  1. Parents’ medical aid and insurance: R4600
  2. Food and groceries: R3000
  3. Own medical aid: R1877
  4. Municipal account: R1200
  5. Car maintenance, license and fines: R1000
  6. Home maintenance and garden: R1000
  7. Retreats, workshops and studies: R1000
  8. Gifts: R1000
  9. Cleaner's pension: R900
  10. Travel and breakaways: R800
  11. Critical illness insurance: R789
  12. Petrol: R600
  13. Gardener: R600
  14. Eating out: R600
  15. Short-term insurance: R571
  16. Donations: R500
  17. Electricity: R450
  18. Cell phone and data: R315
  19. Dentist: R300
  20. Gap cover: R280

Greatest learnings of 2020

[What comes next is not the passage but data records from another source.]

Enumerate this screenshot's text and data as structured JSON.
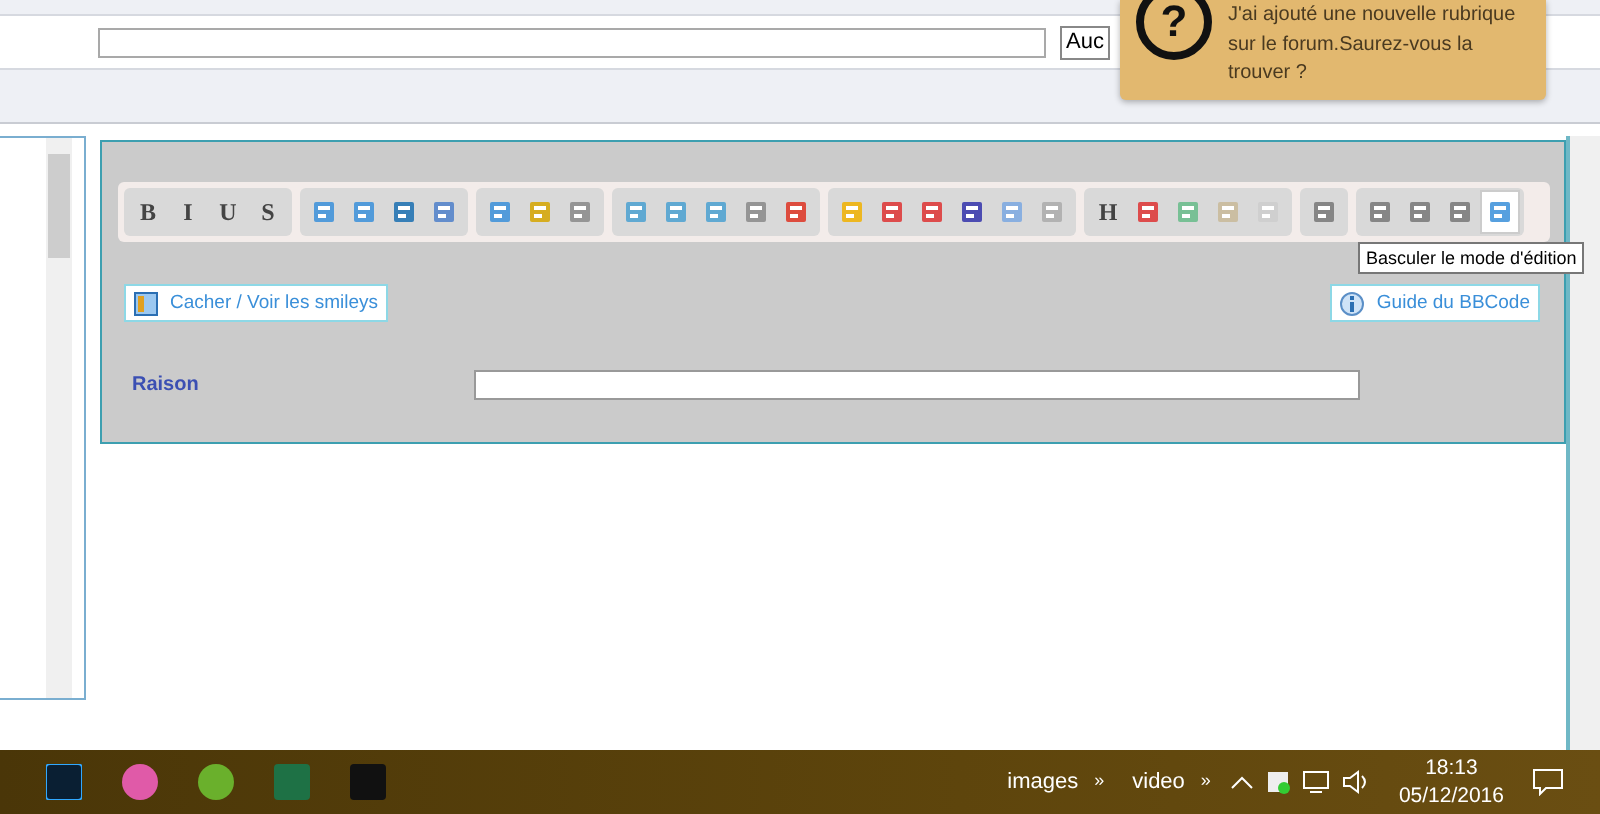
{
  "search_row": {
    "select_value": "Auc"
  },
  "notification": {
    "icon": "?",
    "text": "J'ai ajouté une nouvelle rubrique sur le forum.Saurez-vous la trouver ?"
  },
  "editor": {
    "toolbar_groups": [
      [
        {
          "kind": "letter",
          "text": "B",
          "hovered": false
        },
        {
          "kind": "letter",
          "text": "I",
          "hovered": false
        },
        {
          "kind": "letter",
          "text": "U",
          "hovered": false
        },
        {
          "kind": "letter",
          "text": "S",
          "hovered": false
        }
      ],
      [
        {
          "kind": "icon",
          "hovered": false
        },
        {
          "kind": "icon",
          "hovered": false
        },
        {
          "kind": "icon",
          "hovered": false
        },
        {
          "kind": "icon",
          "hovered": false
        }
      ],
      [
        {
          "kind": "icon",
          "hovered": false
        },
        {
          "kind": "icon",
          "hovered": false
        },
        {
          "kind": "icon",
          "hovered": false
        }
      ],
      [
        {
          "kind": "icon",
          "hovered": false
        },
        {
          "kind": "icon",
          "hovered": false
        },
        {
          "kind": "icon",
          "hovered": false
        },
        {
          "kind": "icon",
          "hovered": false
        },
        {
          "kind": "icon",
          "hovered": false
        }
      ],
      [
        {
          "kind": "icon",
          "hovered": false
        },
        {
          "kind": "icon",
          "hovered": false
        },
        {
          "kind": "icon",
          "hovered": false
        },
        {
          "kind": "icon",
          "hovered": false
        },
        {
          "kind": "icon",
          "hovered": false
        },
        {
          "kind": "icon",
          "hovered": false
        }
      ],
      [
        {
          "kind": "letter",
          "text": "H",
          "hovered": false
        },
        {
          "kind": "icon",
          "hovered": false
        },
        {
          "kind": "icon",
          "hovered": false
        },
        {
          "kind": "icon",
          "hovered": false
        },
        {
          "kind": "icon",
          "hovered": false
        }
      ],
      [
        {
          "kind": "icon",
          "hovered": false
        }
      ],
      [
        {
          "kind": "icon",
          "hovered": false
        },
        {
          "kind": "icon",
          "hovered": false
        },
        {
          "kind": "icon",
          "hovered": false
        },
        {
          "kind": "icon",
          "hovered": true
        }
      ]
    ],
    "tooltip": "Basculer le mode d'édition",
    "smileys_button": "Cacher / Voir les smileys",
    "bbcode_button": "Guide du BBCode",
    "reason_label": "Raison"
  },
  "taskbar": {
    "apps": [
      {
        "selected": false
      },
      {
        "selected": false
      },
      {
        "selected": false
      },
      {
        "selected": false
      },
      {
        "selected": false
      }
    ],
    "toolbars": [
      {
        "label": "images",
        "chevron": "»"
      },
      {
        "label": "video",
        "chevron": "»"
      }
    ],
    "time": "18:13",
    "date": "05/12/2016"
  }
}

The greatest shift this year was the letting go of the idea of financial assets only as security. 2020 has taught me that I've previously overlooked two almost magical assets: 1) the power of a supportive community and how that can save you a lot of money (like the family member who fixed my car's oil leak for free and the one who brought me a week's supply of exceptional fruit and veg as a gift), and 2) the ability of nature to alchemically transform seeds and cuttings into food, medicine, mulch, teas, building material and more. Often exactly what I need at the right time.

Plans for 2020 that didn't work out

I was so sure I was going to open a TFSA with Easy Equities this year, but until their book keeping and client service improve in leaps and bounds, I'm staying with the more expensive Allan Gray.

Where I'm putting my money in 2021

There's no need to urgently switch out of any of my existing funds as none of them meet the criteria for a full or partial withdrawal, namely: 1) the fund has outperformed its peers or other asset classes dramatically and perhaps it's time for some profit-taking; 2) my asset allocation is dramatically moving away from my long-term strategic allocations; 3) there have been some manager or mandate changes that worry me. The existing funds stay where they are with the exception of my money market discretionary money; some of that can be allocated to the equity market, either offshore or local. I still need to decide which.

As far as new contributions are concerned, a slight tweak is necessary. My retirement products are now substantial at 50% of my total portfolio. It's time to lower my contributions into my employer’s retirement fund slightly from 27% of my salary to 25% and redirect the difference into discretionary (non-retirement) products. If I'm going to 'retire' before age 55, I need a good chunk of discretionary savings that I can access before 55 - not allowed with employer funds and RAs. Although retirement products offer multiple tax benefits, my discretionary money can be allocated 100% offshore, should I want to, unlike retirement products that are limited to 30%. All new contributions into my employer's fund are still going into a low-cost Satrix managed balanced index tracker. The existing money from my first 5 years of being with my current employer stays in the active balanced and absolute return funds originally chosen.

Over my December break I also want to explore allocating part of my money market assets to hedge funds, as I have zero allocation to this diversifier at the moment. A big oversight and, having been a hedge fund manager myself (in the distant past), I'm a bit disappointed in myself for not keeping up with developments in this asset class that is now much more accessible to retail investors than 10 years ago.

When will this journey end?

Thus far in my life I've been incredibly blessed with good health and mostly good fortune, and there are a lot of special human beings directing prayers my way, I'm convinced all contributing to my wealth being able to grow every year. Good health and no medical bills or disasters = healthy finances. Sometimes my savings pot grows in a giant leap, but most years in baby steps. If there's one thing 2020 has taught us - on a global scale - it's that there are human plans, and then there is Destiny. So, the short answer to how long it will take before I reach my financial freedom goal is: I don't know.

If I put on that old and dusty actuarial hat of mine, I can do some forward projections. Imagine I can save R200 000 every year for the next 3 years and my existing portfolio grows on average at 7% per year, and if no unexpected additional expenses come into my life, I can be at the goal post in three years' time, aged 51.

That would be sooner than I thought when I started this journey.